Another month has flown by and we are still on schedule. We did manage to complete the Arapaho and Routt National Forests in Colorado. That means we have completed ALL the National Forests (NF) in Colorado. With only the Shoshone NF in Wyoming to do, and that should be done by mid-July, the Rocky Mountain Region will be completed! A region completed - a reason to celebrate!!!
Traditionally, we celebrate the completion of a forest with a nice dinner out. But our plans were changed for the Arapaho. We celebrated with a trip to the Emergency Room. Somehow, while working on the Arapaho, Suzi managed to contract pneumonia and, as you know, Suzi does very little by halves. With a fistful of pills and orders to rest, the doctor sent Suzi "home." Poor Fred had two weeks of double duty but things have gotten back to normal now. Although Suzi hasn't recovered all her energy or
weight, she is much improved.
We did manage, early in the month, a drive to the top of the 14,000 ft. Mt. Evans which towers over the surrounding landscape. We had a very pleasant conversation with local Mountain Sheep, who seem to have a very strong sense of roadway ownership, and enjoyed the panoramic vista. It was neat to identify mountains from Spanish Peaks to Longs Peak and say, "We've been there."
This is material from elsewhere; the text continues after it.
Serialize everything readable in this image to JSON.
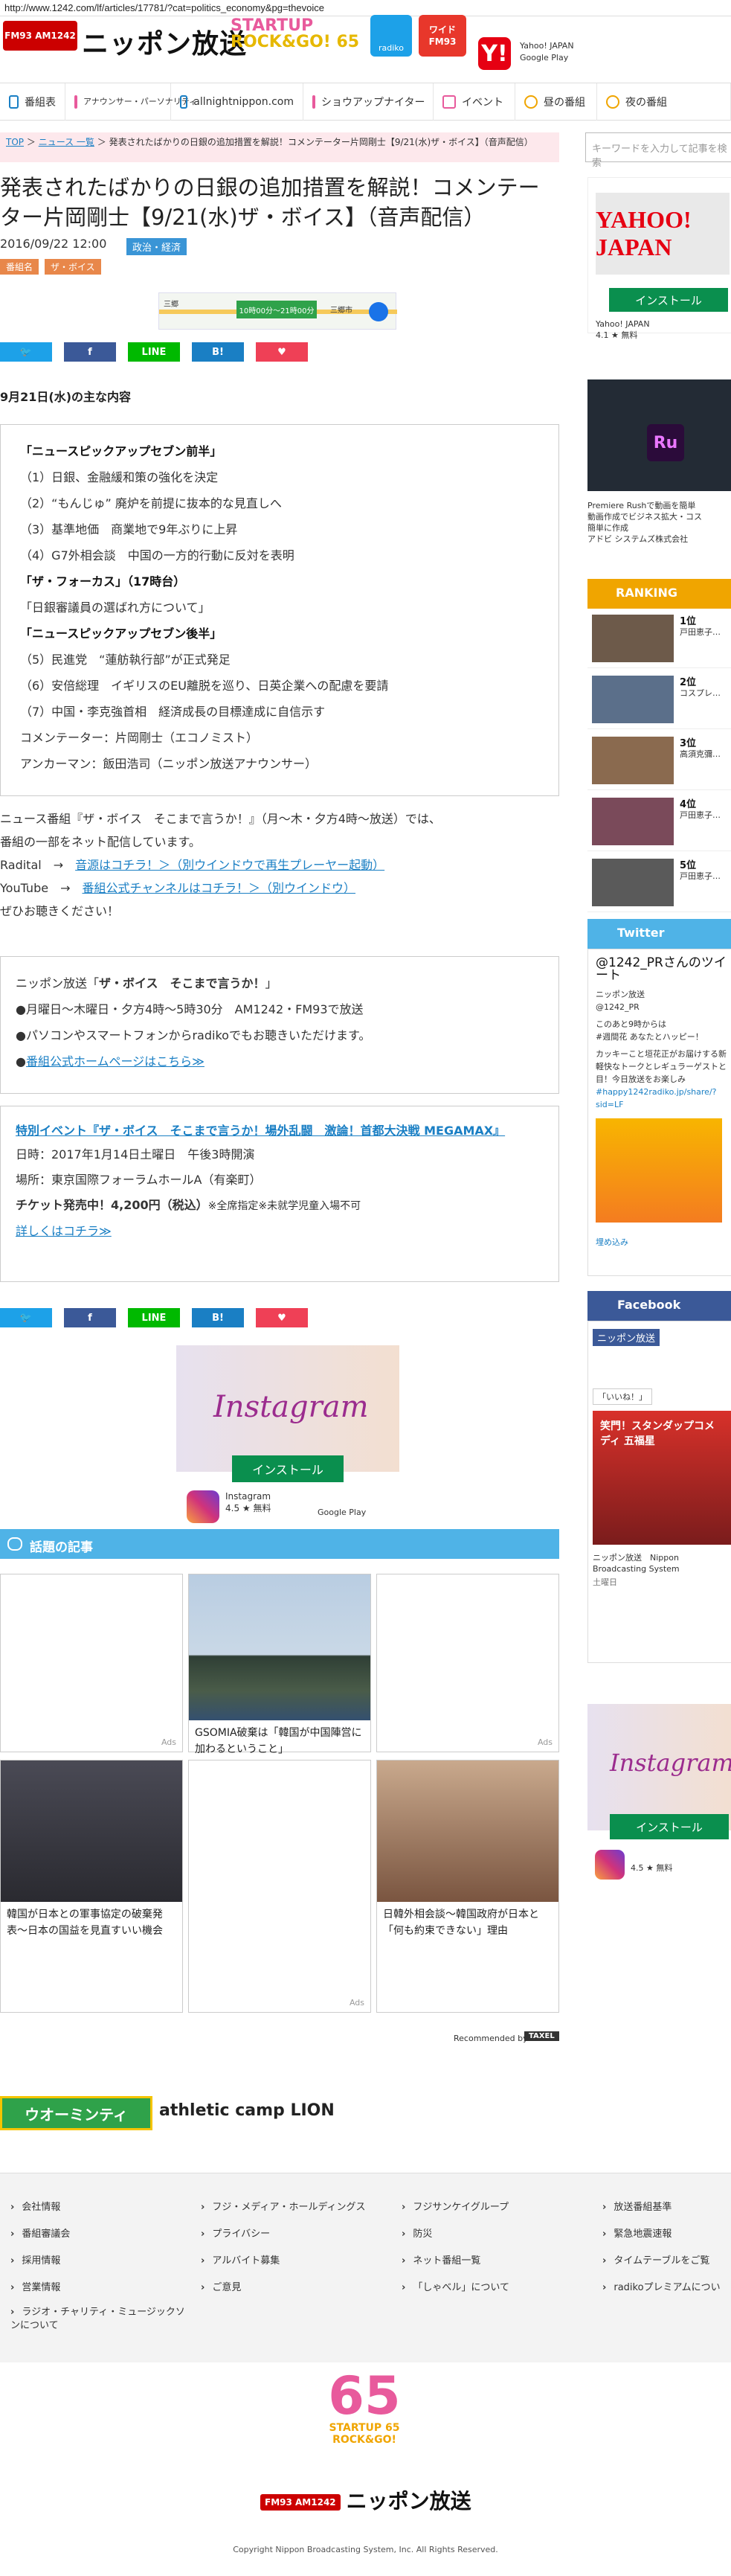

During this same time period, we paid a visit to the community of Black Hawk-Central City. The hills around Central City reminded us of Bisbee, AZ with homes snuggling the nearly vertical slopes. But the "downtown" sections of this community were like nothing we had seen before. Building after building was one casino after another. All had slot machines at ground level, "games of chance" on the next, and the restaurants (although your local Mall's Food Court would be a step up for these places) were all
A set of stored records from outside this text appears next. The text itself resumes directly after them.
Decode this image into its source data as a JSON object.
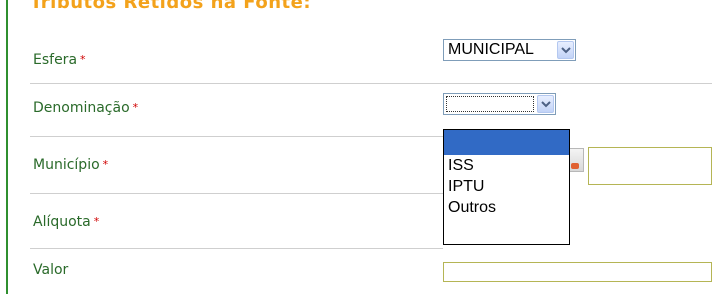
{
  "section": {
    "title": "Tributos Retidos na Fonte:"
  },
  "form": {
    "required_marker": "*",
    "esfera": {
      "label": "Esfera",
      "value": "MUNICIPAL"
    },
    "denominacao": {
      "label": "Denominação",
      "value": "",
      "options": [
        "",
        "ISS",
        "IPTU",
        "Outros"
      ],
      "selected_index": 0
    },
    "municipio": {
      "label": "Município"
    },
    "aliquota": {
      "label": "Alíquota"
    },
    "valor": {
      "label": "Valor"
    }
  },
  "colors": {
    "frame_border": "#2f8f2f",
    "label_text": "#2a6a2a",
    "required": "#d00000",
    "title": "#f3a21b",
    "selection": "#316ac5",
    "input_border": "#b5b555"
  },
  "icons": {
    "select_arrow": "chevron-down-icon",
    "lookup": "search-lookup-icon"
  }
}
on the top floors. Everywhere we turned there were baskets of pre-moistened towels for cleaning your hands and a grey cloud of tobacco smoke. We thought of it as a once-in-a-lifetime experience, thank you very much.
A portion of Suzi's recovery was spent at the Steamboat Springs KOA (which after weeks in National Forest campgrounds it was something like using skim milk rather than cream in your coffee). Now most of us know Steamboat Springs for its skiing but this community is developing into a "year-round" vacation spot. One of its many endeavors is an "every-weekend-of-summer-softball-league." The town fills with softball players of all ages, sizes, and genders and most seemed to camp in the KOA. So here
we are after several weeks in uncrowded Forest Service campgrounds in a KOA filled to the brim with every size, shape, and nationality you can imagine softball player. And highway traffic zips past constantly just out front of the campground. Plus there is a stop light on almost every corner. What a culture shock! Who would have thought, ten years ago, we would be anxious to get away from civilization and back into the woods.
Do you remember last year's comments about a wonderful area called the Flat Tops Wilderness? Geologically it's an amazing place. In our opinion, it is one of the more attractive locations in Colorado. Well, we got to see it from its eastern boundary and our opinion didn't change one bit. It is magnificent - towering black lava flows that were uplifted tens-of-thousands of years ago and then carved by massive glaciers - it simply "knocked our socks off."
Our time in Colorado did provide us with an interesting perception of its National Forests. The Roosevelt and Arapaho, like most of Colorado's National Forests, has an almost urban feel. With tons of tourists flocking to see the magnificent and world famous sights, there is little elbow room. Plus there is an up close and "in your face" feel to them. The transition from
the other National Forests in Colorado to Wyoming's was eased by our time in the Routt. The Routt has no major highways or cities nor huge world-famous mountains. It feels like the little forest that was forgotten so the transition from the Routt to the Shoshone in Wyoming wasn't that great. Both have vast sage brush plains with magnificent mountains one must drive over using long, slow grades with few cars getting in the way.
Perhaps the thing that has struck us about Wyoming is a difference in the feeling of space. It is like seeing a picture of something and comparing that feeling to standing in front of the same place. Plus nothing seems to be right on top of you so one has time to look and appreciate it. Our visit to the Buffalo District of the Teton (as in the Bridge-Teton) National Forest is
a case in point. About half of our travels were within sight of the Grand Teton National Park's "skyline." Imagine driving along, enjoying views of Nez Perce Peak, Middle Teton, Grand Teton, Mt. Owen and Teewinot Mountain first from this angle then another. Then, the view goes from a hazy dream scape imprint on the sky to a sharp towering cluster of mountains. And we never got closer than twenty-five miles to any one mountain! That's what we mean when we say it seems you have time to enjoy what you see.
In July, we are looking forward to 4th of July celebrations in Cody, Wyoming, visiting with Dahlia, Suzi's daughter, completing the Shoshone, Bridger, and Teton NFs, and beginning the Caribou National Forest in the southeastern Idaho. It should be a busy, productive month. Hope yours is the same.
Suzi and Fred